Content starts

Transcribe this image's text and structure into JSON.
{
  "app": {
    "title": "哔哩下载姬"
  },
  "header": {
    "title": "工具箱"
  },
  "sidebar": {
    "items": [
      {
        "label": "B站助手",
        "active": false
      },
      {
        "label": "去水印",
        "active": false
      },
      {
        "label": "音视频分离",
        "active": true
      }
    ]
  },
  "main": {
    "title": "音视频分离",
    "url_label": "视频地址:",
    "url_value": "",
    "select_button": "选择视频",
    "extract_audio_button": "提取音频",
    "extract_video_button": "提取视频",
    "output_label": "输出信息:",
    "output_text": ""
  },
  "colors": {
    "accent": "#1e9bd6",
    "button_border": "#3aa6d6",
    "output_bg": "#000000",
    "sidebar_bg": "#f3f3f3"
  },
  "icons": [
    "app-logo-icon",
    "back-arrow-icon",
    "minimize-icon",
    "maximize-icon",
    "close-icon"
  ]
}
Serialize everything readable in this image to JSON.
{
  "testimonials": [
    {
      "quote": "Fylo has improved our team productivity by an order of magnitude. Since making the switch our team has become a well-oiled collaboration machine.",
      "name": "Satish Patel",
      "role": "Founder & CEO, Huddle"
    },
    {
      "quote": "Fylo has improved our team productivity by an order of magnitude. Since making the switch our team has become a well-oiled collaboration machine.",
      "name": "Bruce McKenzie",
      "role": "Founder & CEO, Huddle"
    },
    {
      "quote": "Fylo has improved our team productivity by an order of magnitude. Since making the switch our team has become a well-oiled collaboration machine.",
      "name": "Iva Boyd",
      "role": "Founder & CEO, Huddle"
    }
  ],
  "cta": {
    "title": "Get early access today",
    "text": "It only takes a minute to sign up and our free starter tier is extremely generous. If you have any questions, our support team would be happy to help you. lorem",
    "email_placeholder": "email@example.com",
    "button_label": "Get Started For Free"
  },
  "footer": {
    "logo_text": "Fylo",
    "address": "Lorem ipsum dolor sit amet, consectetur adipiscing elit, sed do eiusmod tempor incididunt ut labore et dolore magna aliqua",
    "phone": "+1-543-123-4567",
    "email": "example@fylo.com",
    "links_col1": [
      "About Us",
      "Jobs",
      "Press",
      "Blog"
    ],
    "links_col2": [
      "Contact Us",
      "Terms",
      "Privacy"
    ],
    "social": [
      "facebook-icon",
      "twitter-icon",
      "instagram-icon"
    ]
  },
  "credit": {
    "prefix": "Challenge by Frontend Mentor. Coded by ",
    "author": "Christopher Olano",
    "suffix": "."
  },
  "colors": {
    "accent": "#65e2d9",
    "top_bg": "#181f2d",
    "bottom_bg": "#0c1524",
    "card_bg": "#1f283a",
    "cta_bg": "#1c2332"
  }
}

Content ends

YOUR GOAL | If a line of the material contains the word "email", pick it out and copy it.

ANSWER SECTION |
    "email_placeholder": "email@example.com",
    "email": "example@fylo.com",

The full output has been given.